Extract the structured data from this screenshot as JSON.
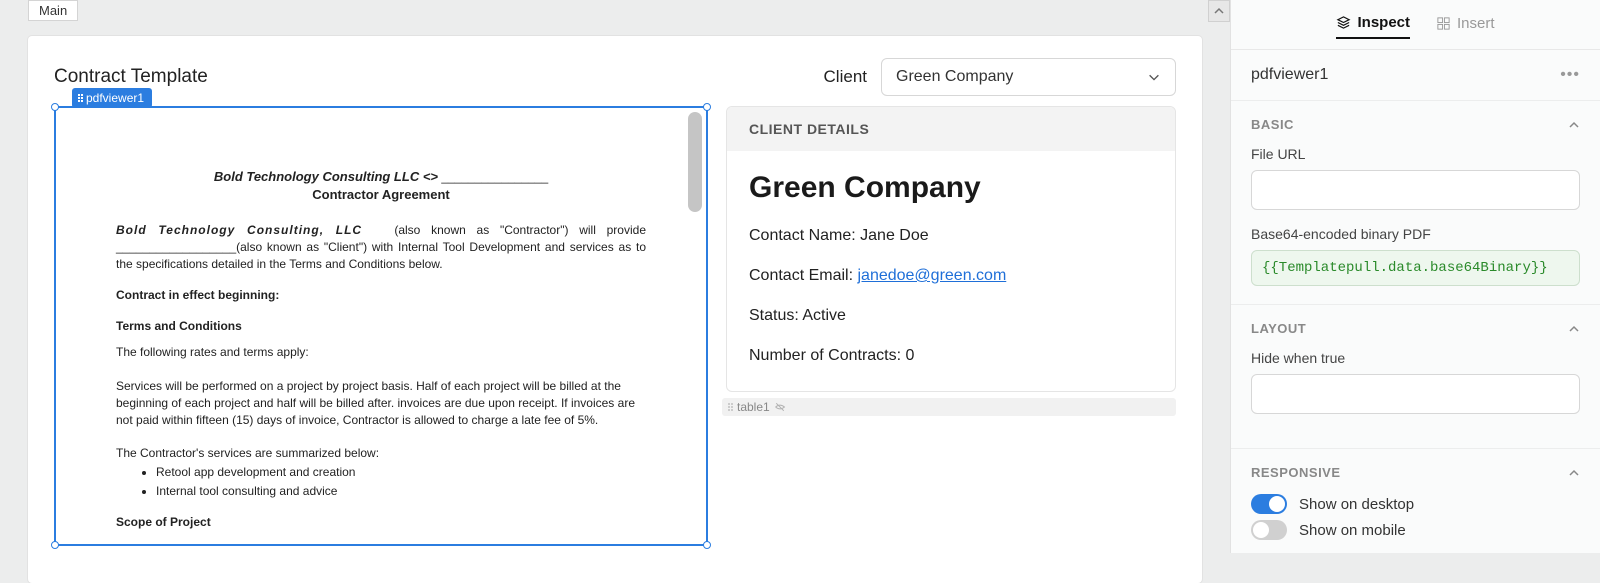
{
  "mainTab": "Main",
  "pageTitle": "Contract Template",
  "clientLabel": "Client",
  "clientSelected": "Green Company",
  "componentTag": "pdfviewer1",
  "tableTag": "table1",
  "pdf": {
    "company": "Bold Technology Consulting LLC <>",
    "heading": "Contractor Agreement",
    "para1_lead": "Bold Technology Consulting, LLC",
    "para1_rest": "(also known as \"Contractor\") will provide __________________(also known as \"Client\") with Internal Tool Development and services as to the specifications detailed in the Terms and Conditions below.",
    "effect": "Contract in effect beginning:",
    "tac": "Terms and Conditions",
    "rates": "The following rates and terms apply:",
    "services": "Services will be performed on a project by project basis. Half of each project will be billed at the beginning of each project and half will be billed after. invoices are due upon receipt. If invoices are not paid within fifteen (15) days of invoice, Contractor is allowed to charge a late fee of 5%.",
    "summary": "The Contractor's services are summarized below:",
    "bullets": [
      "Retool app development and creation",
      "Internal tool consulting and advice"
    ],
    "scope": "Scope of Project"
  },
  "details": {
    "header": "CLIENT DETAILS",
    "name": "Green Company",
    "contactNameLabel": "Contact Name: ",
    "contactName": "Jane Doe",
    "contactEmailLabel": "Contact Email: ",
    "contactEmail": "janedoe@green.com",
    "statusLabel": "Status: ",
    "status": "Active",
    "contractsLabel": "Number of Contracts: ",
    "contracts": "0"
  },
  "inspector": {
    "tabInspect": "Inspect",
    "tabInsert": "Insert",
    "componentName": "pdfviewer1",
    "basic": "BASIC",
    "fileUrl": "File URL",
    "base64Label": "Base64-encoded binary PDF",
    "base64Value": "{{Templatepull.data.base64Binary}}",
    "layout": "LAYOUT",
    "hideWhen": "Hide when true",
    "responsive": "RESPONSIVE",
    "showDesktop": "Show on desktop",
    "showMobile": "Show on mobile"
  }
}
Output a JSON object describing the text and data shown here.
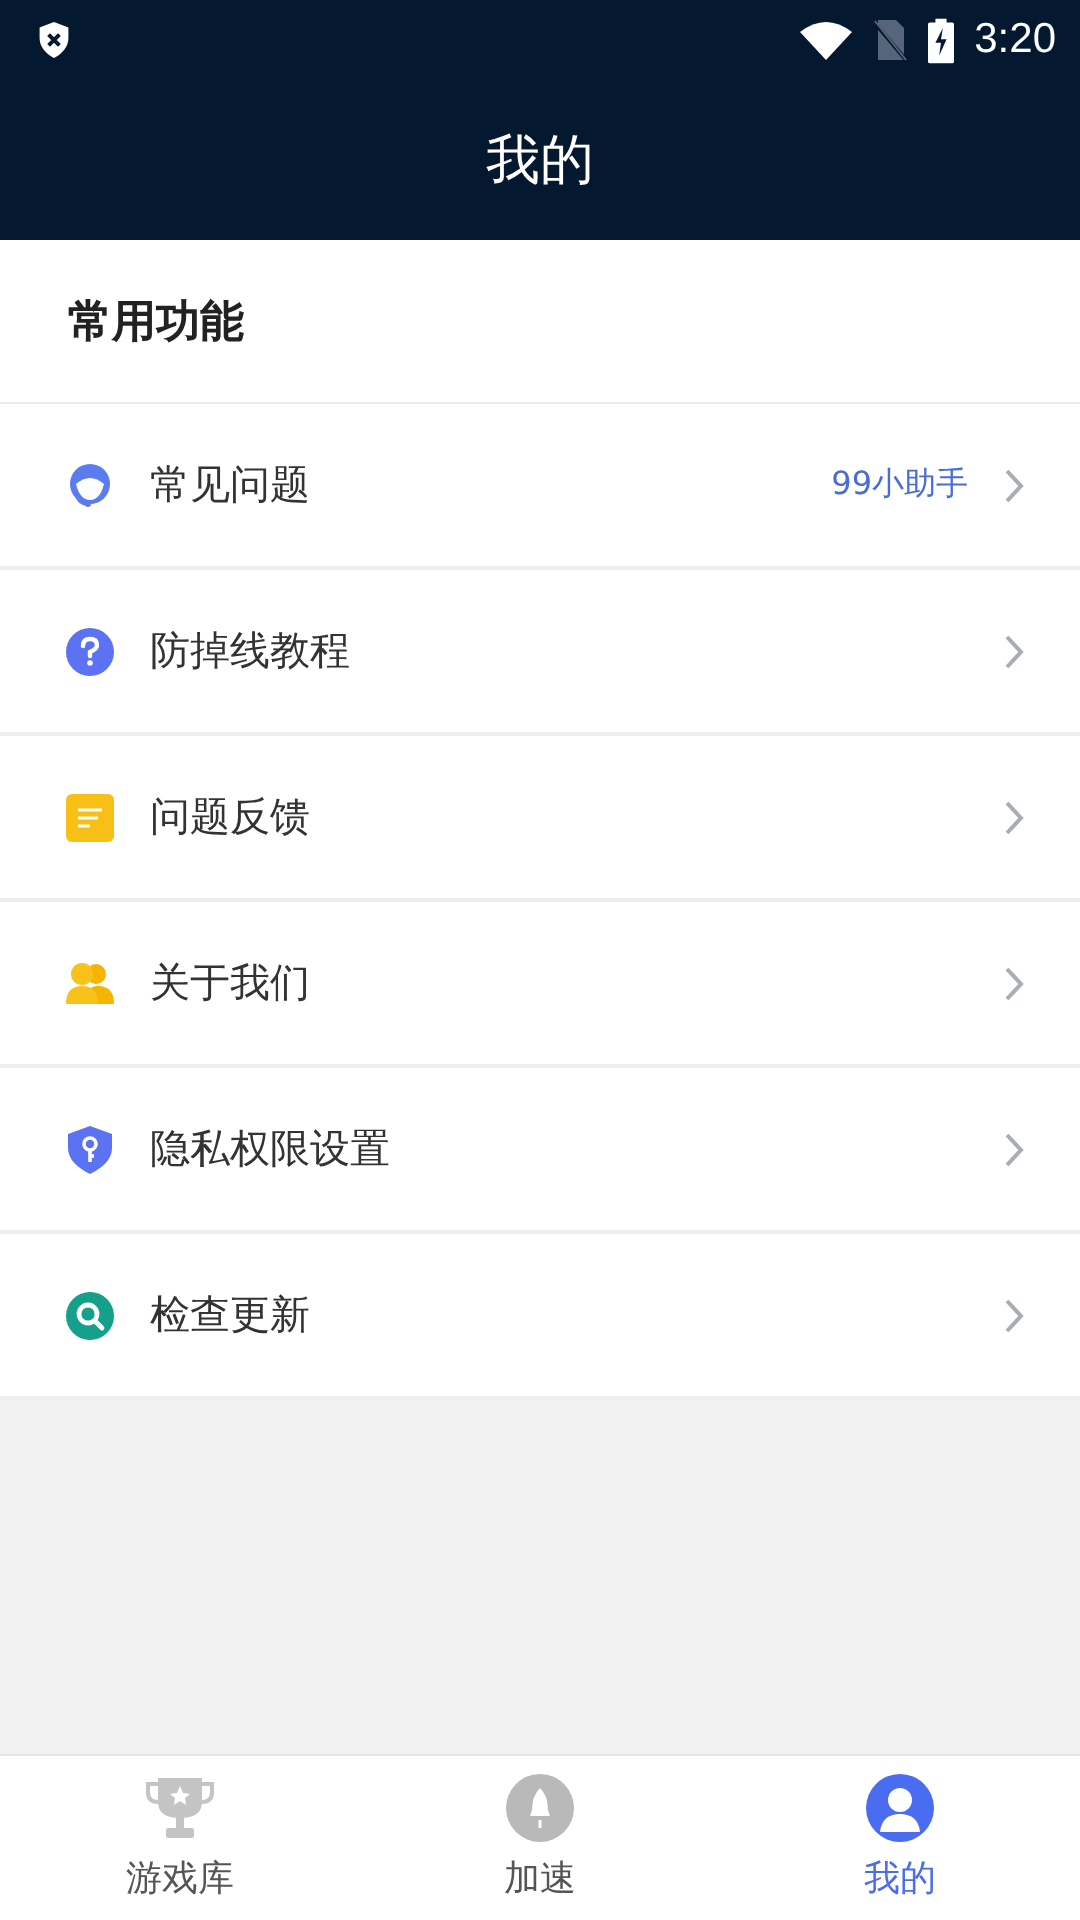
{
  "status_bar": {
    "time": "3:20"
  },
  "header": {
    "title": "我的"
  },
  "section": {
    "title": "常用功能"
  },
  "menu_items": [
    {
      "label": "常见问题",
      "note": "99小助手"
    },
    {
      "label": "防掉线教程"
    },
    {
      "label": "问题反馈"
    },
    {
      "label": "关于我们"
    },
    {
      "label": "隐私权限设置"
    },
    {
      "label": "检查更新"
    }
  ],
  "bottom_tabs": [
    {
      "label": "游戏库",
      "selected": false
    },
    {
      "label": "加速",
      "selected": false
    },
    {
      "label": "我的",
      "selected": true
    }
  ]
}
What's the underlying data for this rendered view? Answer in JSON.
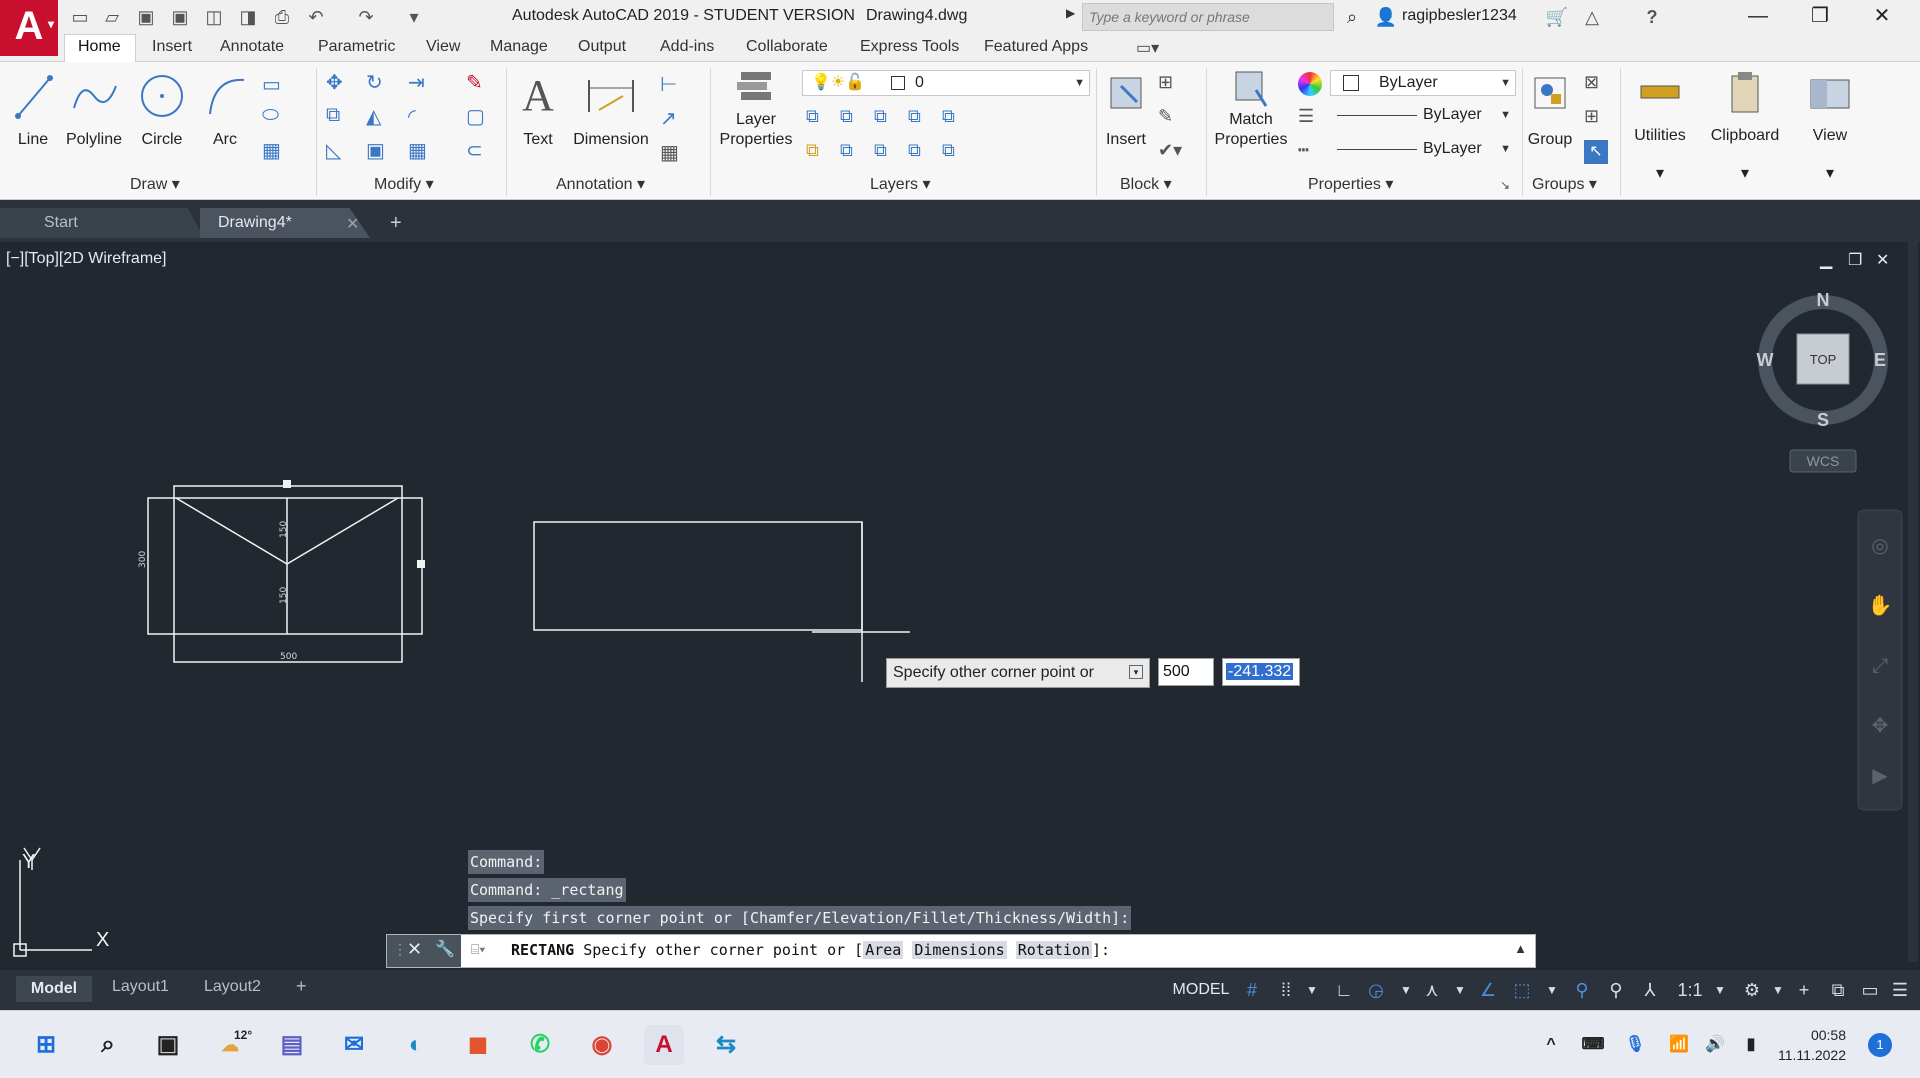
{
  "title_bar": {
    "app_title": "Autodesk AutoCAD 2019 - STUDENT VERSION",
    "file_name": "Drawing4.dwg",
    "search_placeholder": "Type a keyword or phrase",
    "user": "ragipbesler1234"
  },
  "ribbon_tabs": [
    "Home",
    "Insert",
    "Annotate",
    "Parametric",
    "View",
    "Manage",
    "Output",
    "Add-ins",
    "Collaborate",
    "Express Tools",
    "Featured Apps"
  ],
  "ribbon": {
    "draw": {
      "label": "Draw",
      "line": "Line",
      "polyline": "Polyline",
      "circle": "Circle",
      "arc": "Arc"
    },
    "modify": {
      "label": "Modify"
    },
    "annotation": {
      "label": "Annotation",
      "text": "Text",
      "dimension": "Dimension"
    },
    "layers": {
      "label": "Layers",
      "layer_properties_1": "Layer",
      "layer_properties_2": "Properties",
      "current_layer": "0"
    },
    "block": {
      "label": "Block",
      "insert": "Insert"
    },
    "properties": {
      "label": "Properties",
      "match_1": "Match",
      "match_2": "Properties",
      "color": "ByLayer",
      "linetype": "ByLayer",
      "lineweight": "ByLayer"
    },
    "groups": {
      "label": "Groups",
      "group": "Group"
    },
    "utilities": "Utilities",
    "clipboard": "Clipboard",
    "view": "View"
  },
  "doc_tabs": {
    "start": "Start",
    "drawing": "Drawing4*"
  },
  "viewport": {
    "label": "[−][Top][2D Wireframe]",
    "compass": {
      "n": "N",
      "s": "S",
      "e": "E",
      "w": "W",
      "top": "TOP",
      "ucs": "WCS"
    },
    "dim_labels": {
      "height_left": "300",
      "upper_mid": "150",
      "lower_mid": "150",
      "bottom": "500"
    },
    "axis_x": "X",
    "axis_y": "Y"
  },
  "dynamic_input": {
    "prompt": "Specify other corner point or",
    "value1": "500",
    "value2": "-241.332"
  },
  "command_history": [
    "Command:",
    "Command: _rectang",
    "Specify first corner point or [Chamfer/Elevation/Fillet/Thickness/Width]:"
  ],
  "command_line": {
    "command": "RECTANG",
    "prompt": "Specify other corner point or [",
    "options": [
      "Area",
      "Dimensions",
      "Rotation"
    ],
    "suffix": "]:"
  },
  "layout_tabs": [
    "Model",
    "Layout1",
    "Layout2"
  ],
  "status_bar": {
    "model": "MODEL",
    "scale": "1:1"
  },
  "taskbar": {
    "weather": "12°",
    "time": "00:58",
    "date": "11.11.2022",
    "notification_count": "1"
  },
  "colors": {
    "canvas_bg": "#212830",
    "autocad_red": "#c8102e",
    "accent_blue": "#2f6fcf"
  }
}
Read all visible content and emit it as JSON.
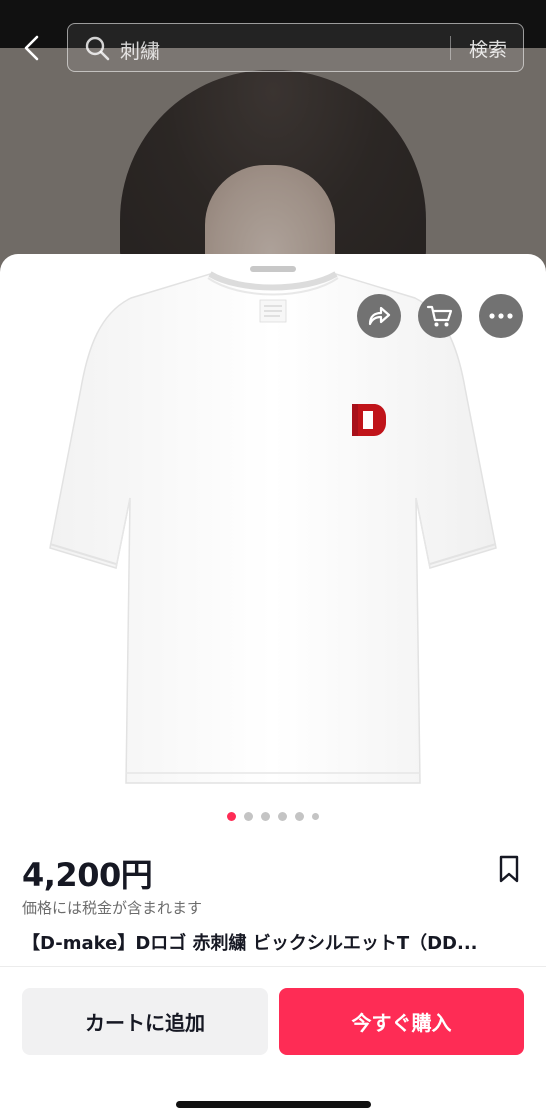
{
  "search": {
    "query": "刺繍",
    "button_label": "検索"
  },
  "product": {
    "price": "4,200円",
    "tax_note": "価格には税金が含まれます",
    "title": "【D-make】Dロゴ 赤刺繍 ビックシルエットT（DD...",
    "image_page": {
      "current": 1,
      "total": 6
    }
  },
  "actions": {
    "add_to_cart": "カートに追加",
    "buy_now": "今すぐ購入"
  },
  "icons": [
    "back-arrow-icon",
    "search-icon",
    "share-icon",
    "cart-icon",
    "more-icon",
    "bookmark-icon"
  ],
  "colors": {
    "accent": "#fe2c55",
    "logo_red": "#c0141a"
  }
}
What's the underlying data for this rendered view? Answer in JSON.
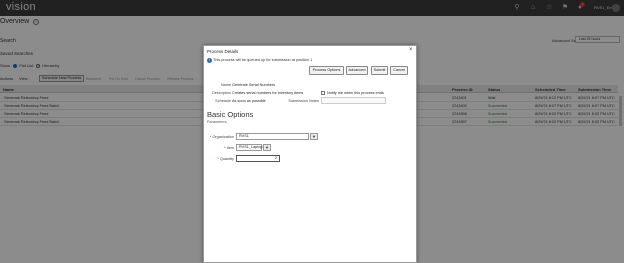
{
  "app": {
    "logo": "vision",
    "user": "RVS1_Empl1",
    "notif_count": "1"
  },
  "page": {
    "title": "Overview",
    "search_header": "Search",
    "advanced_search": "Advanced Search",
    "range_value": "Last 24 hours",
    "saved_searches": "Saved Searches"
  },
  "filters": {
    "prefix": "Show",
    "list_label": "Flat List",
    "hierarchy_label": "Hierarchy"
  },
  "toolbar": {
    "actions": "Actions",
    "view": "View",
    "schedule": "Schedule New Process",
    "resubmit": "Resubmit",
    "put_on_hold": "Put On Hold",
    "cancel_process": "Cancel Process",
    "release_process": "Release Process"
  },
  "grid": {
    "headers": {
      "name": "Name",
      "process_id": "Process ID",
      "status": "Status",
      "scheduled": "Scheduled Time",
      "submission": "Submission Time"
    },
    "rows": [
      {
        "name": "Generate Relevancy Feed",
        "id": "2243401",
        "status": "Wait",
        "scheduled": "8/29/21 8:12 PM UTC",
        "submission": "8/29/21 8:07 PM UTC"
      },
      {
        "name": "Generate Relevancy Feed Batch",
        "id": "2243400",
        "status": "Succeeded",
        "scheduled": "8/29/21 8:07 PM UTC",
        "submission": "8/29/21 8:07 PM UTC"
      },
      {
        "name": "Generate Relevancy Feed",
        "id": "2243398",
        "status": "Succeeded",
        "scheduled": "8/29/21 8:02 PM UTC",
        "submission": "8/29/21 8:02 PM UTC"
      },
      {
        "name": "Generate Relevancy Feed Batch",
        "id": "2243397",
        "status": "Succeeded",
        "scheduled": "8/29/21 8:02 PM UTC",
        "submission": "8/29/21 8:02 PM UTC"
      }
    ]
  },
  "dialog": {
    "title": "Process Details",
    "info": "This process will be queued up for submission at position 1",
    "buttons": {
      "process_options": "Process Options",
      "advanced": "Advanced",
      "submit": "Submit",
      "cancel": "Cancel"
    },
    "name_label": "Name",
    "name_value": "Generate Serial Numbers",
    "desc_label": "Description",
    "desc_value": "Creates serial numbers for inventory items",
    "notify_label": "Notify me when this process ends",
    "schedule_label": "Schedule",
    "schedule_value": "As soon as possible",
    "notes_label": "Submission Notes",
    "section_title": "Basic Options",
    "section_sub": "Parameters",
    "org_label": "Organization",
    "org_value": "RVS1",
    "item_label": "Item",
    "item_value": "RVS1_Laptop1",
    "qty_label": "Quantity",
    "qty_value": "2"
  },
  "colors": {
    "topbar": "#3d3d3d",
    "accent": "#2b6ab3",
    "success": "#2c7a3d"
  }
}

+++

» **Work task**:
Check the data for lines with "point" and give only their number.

» **Completed task**:
3